The EU continues to seek ways of improving the functioning of agricultural supply chains, so the agricultural base in the EU is not undermined by unequal power relationships within supply chains. In November 2017 an especially convened Agricultural Markets Task Force called for: new EU rules and enforcement mechanisms to address unfair trading practices; mandatory price reporting to improve market transparency and increased support to EU farmers to improve their position within individual supply chains.

Given the role which powerful multinationals play in global trade and the unequal power relationships this gives rise to across ACP-EU agricultural supply chains, there is a strong case for extending EU policy initiatives to strengthen the position of agricultural producers within individual supply chains to ACP-EU agro-food sector trade relations. Read more “EU Task Force calls for more action to strength the position of farmers in supply chains”

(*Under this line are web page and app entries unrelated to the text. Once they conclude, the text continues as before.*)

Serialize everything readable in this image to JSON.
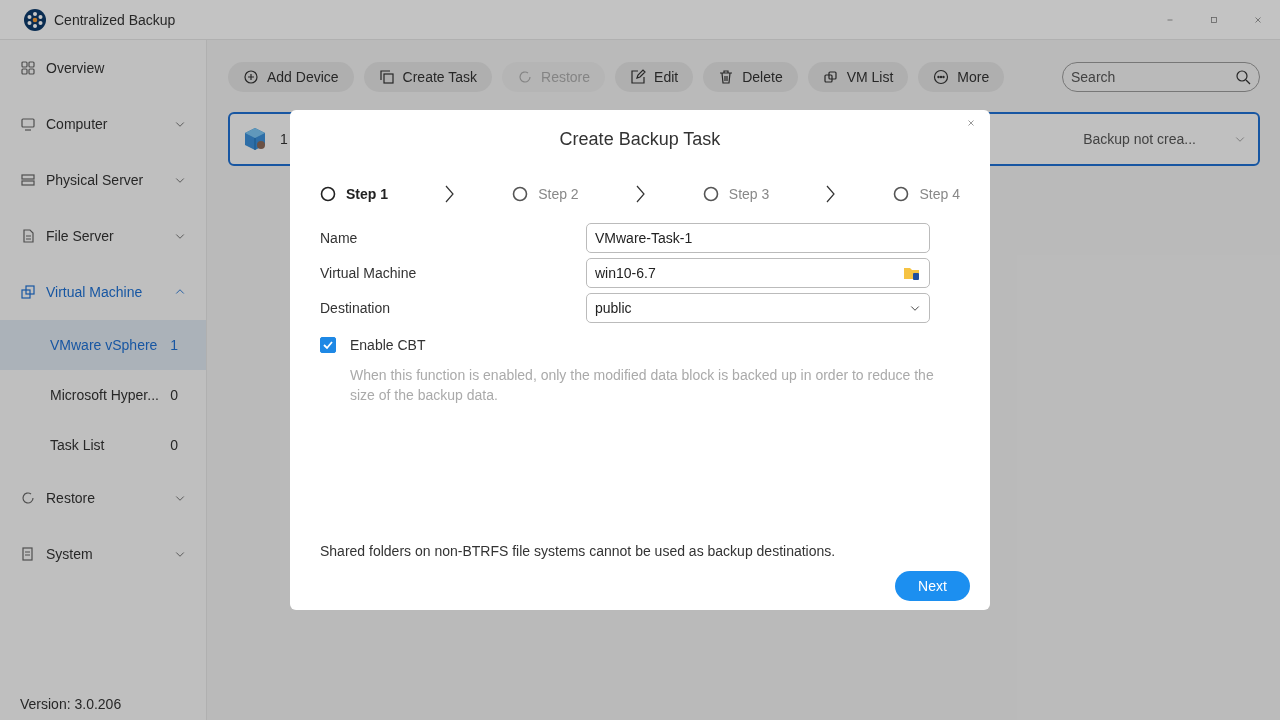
{
  "app": {
    "title": "Centralized Backup"
  },
  "sidebar": {
    "items": [
      {
        "label": "Overview"
      },
      {
        "label": "Computer",
        "expanded": false
      },
      {
        "label": "Physical Server",
        "expanded": false
      },
      {
        "label": "File Server",
        "expanded": false
      },
      {
        "label": "Virtual Machine",
        "expanded": true,
        "selected": true,
        "children": [
          {
            "label": "VMware vSphere",
            "count": "1",
            "selected": true
          },
          {
            "label": "Microsoft Hyper...",
            "count": "0",
            "selected": false
          },
          {
            "label": "Task List",
            "count": "0",
            "selected": false
          }
        ]
      },
      {
        "label": "Restore",
        "expanded": false
      },
      {
        "label": "System",
        "expanded": false
      }
    ],
    "version": "Version: 3.0.206"
  },
  "toolbar": {
    "buttons": [
      {
        "label": "Add Device",
        "disabled": false
      },
      {
        "label": "Create Task",
        "disabled": false
      },
      {
        "label": "Restore",
        "disabled": true
      },
      {
        "label": "Edit",
        "disabled": false
      },
      {
        "label": "Delete",
        "disabled": false
      },
      {
        "label": "VM List",
        "disabled": false
      },
      {
        "label": "More",
        "disabled": false
      }
    ],
    "search": {
      "placeholder": "Search"
    }
  },
  "device": {
    "name": "1",
    "status": "Backup not crea..."
  },
  "dialog": {
    "title": "Create Backup Task",
    "steps": [
      {
        "label": "Step 1",
        "selected": true
      },
      {
        "label": "Step 2",
        "selected": false
      },
      {
        "label": "Step 3",
        "selected": false
      },
      {
        "label": "Step 4",
        "selected": false
      }
    ],
    "fields": [
      {
        "label": "Name",
        "value": "VMware-Task-1",
        "kind": "text"
      },
      {
        "label": "Virtual Machine",
        "value": "win10-6.7",
        "kind": "picker"
      },
      {
        "label": "Destination",
        "value": "public",
        "kind": "select"
      }
    ],
    "option": {
      "label": "Enable CBT",
      "checked": true,
      "description": "When this function is enabled, only the modified data block is backed up in order to reduce the size of the backup data."
    },
    "note": "Shared folders on non-BTRFS file systems cannot be used as backup destinations.",
    "next": "Next"
  }
}
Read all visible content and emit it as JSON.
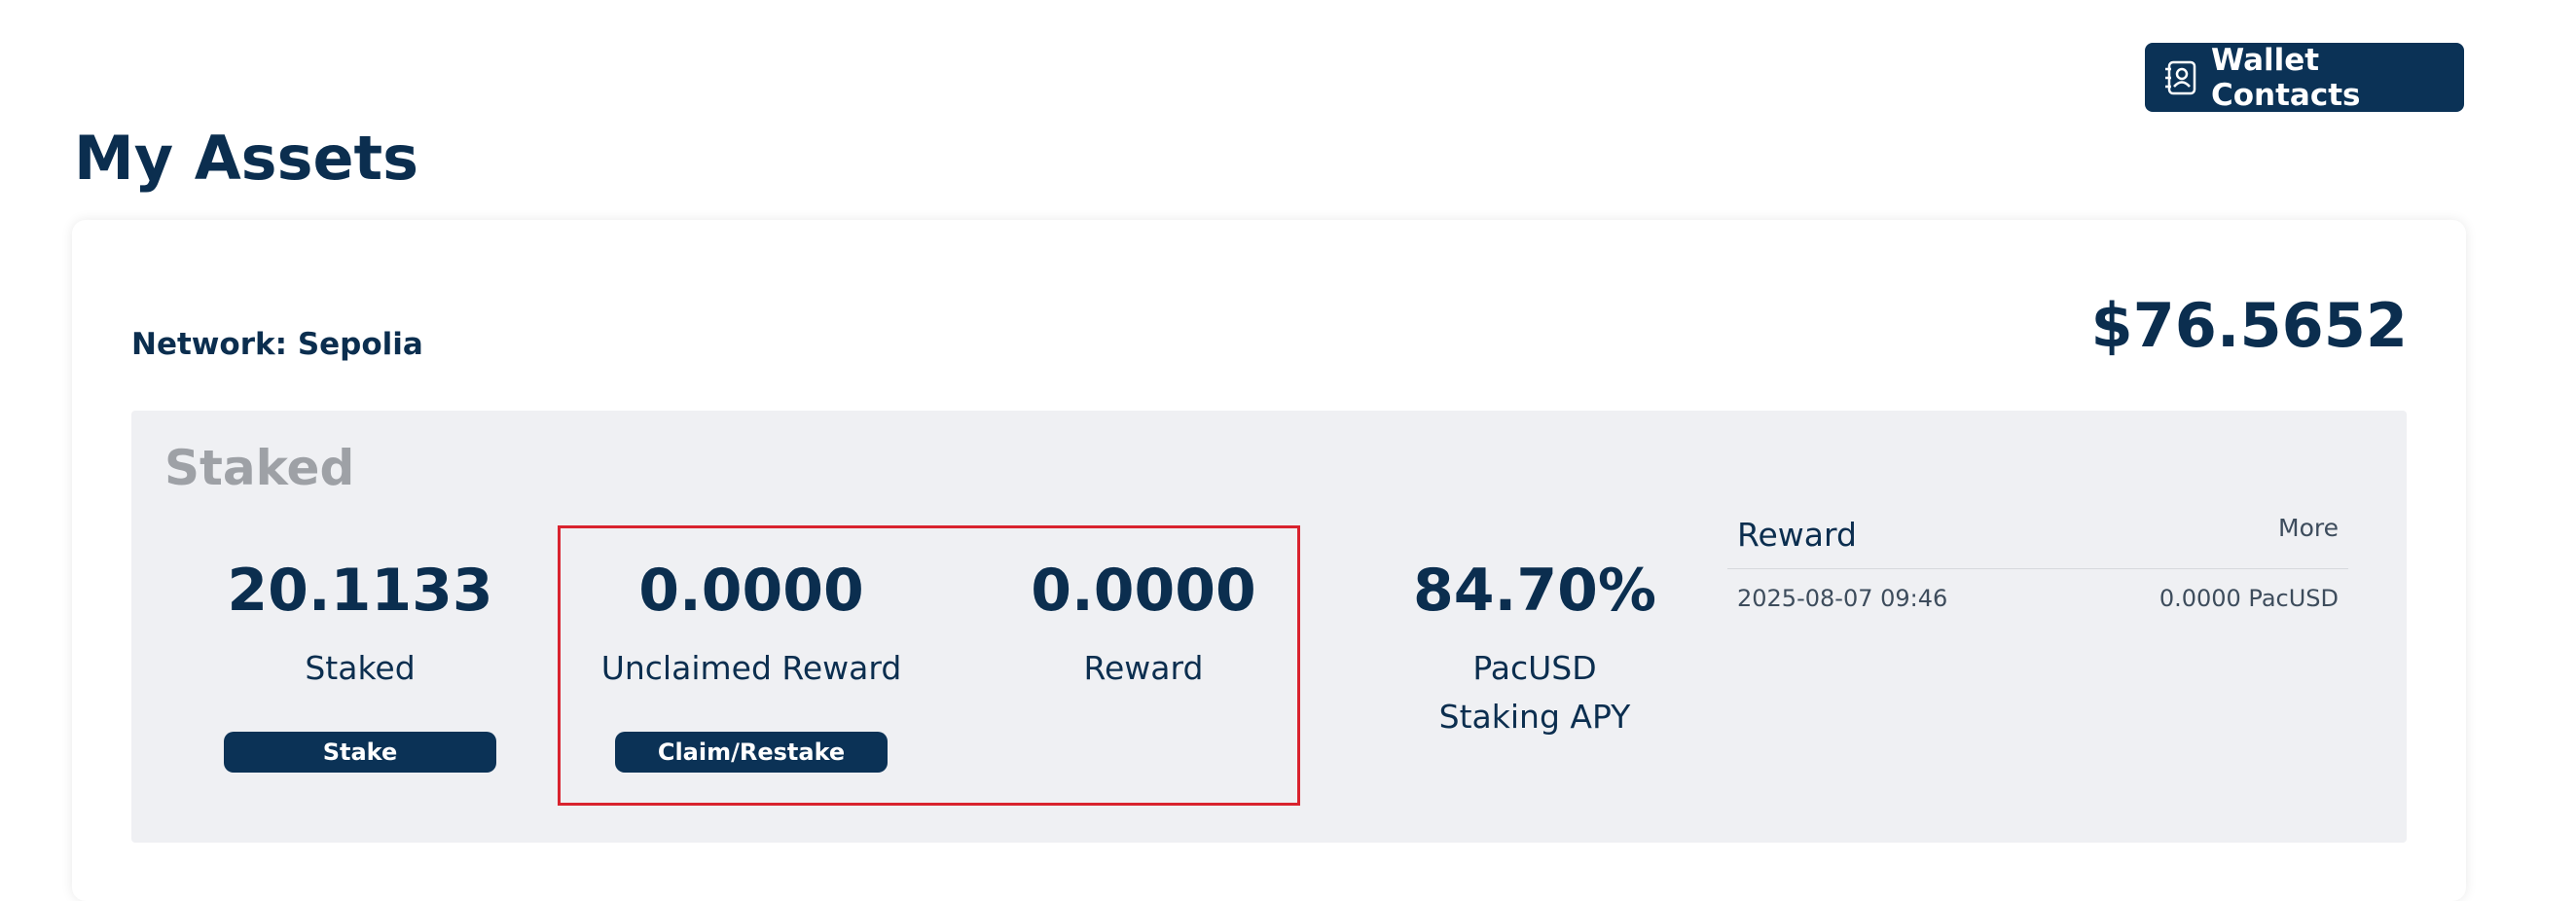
{
  "header": {
    "wallet_contacts_label": "Wallet Contacts",
    "page_title": "My Assets"
  },
  "assets": {
    "network_label": "Network: Sepolia",
    "total_value": "$76.5652"
  },
  "staked": {
    "title": "Staked",
    "stats": {
      "staked": {
        "value": "20.1133",
        "label": "Staked",
        "button": "Stake"
      },
      "unclaimed": {
        "value": "0.0000",
        "label": "Unclaimed Reward",
        "button": "Claim/Restake"
      },
      "reward": {
        "value": "0.0000",
        "label": "Reward"
      },
      "apy": {
        "value": "84.70%",
        "label": "PacUSD Staking APY"
      }
    }
  },
  "reward_history": {
    "title": "Reward",
    "more_label": "More",
    "rows": [
      {
        "date": "2025-08-07 09:46",
        "amount": "0.0000 PacUSD"
      }
    ]
  },
  "colors": {
    "primary": "#0b3256",
    "text": "#0b2e4f",
    "panel_bg": "#eff0f3",
    "highlight": "#d9232e",
    "muted_title": "#9ea1a6"
  },
  "icons": {
    "wallet_contacts": "contact-book-icon"
  }
}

After Brexit: How to secure ACP interests

Summary
The ACP Secretary General has taken up suggestions for a 2 stage approach to future ACP-UK trade relations, with the transitional unilateral extension of current market access conditions being seen as essential in avoiding ‘a disruptive cliff edge’ in ACP exports to the UK. The inaugural meeting of Commonwealth Trade Ministers offers an opportunity to secure UK commitments in this regard.

ACP trade concerns around Brexit will need to be addressed independently of the state of UK-EU27 negotiations. However there are both UK and EU27 dimensions to the trade effects of Brexit on ACP food and agriculture sectors which will need to be addressed. This includes joint ACP-EU28 initiatives to avert any WTO challenge to necessary transitional market access arrangements.

The creation of a joint ACP-DIT working group could offer a vehicle for ensuring ACP interests are not lost sight of in the face of the multitude of pressing trade priorities facing the UK authorities. Read more “After Brexit: How to secure ACP interests”

South Africa looking for predictable EPA based trade arrangement to boost trade with UK

Summary
In discussions between the South African Minister of Trade and UK International Trade Secretary the possibility of building on the existing EPAs in developing future bilateral trade relations with the UK was raised. This is seen by the South African Minister as providing a simple mechanisms for avoiding any unintended adverse fallout from the Brexit process. A key question to be determined is the ‘when and how’ related to the launching of such a re-fitting process.  This would appear to be an important issue for clarification at the forthcoming inaugural meeting of Commonwealth Trade Ministers. Read more “South Africa looking for predictable EPA based trade arrangement to boost trade with UK”

Decision time on EAC-EU EPA process

Summary

With the deadline for completion of the EAC EPA ratification once again upon the region, there are growing tensions within the EAC. The government of Tanzania maintains its reluctance to sign the EPA, while the government of Burundi is refusing to sign while EU aid programmes are suspended. The government of Uganda meanwhile seeks to play a mediating role aimed at reducing frictions within the EAC. The Kenyan and Rwandan governments  for their part have completed the ratification and notification process. However under EAC rules the trade agreement can’t enter into effect until all members have ratified the agreement.

It remains to be seen what the EC will now do, with Kenya potentially facing  a re-imposition of import duties on around ¾ of its exports to the EU, if the EC decides to play tough. Other options are available. Including the option of an EU Ministerial statement committing the EC to the flexible and responsible implementation of EPA commitments in the case of LDCs such as Tanzania, where concerns arises as to their compatibility with national development aspirations. Read more “Decision time on EAC-EU EPA process”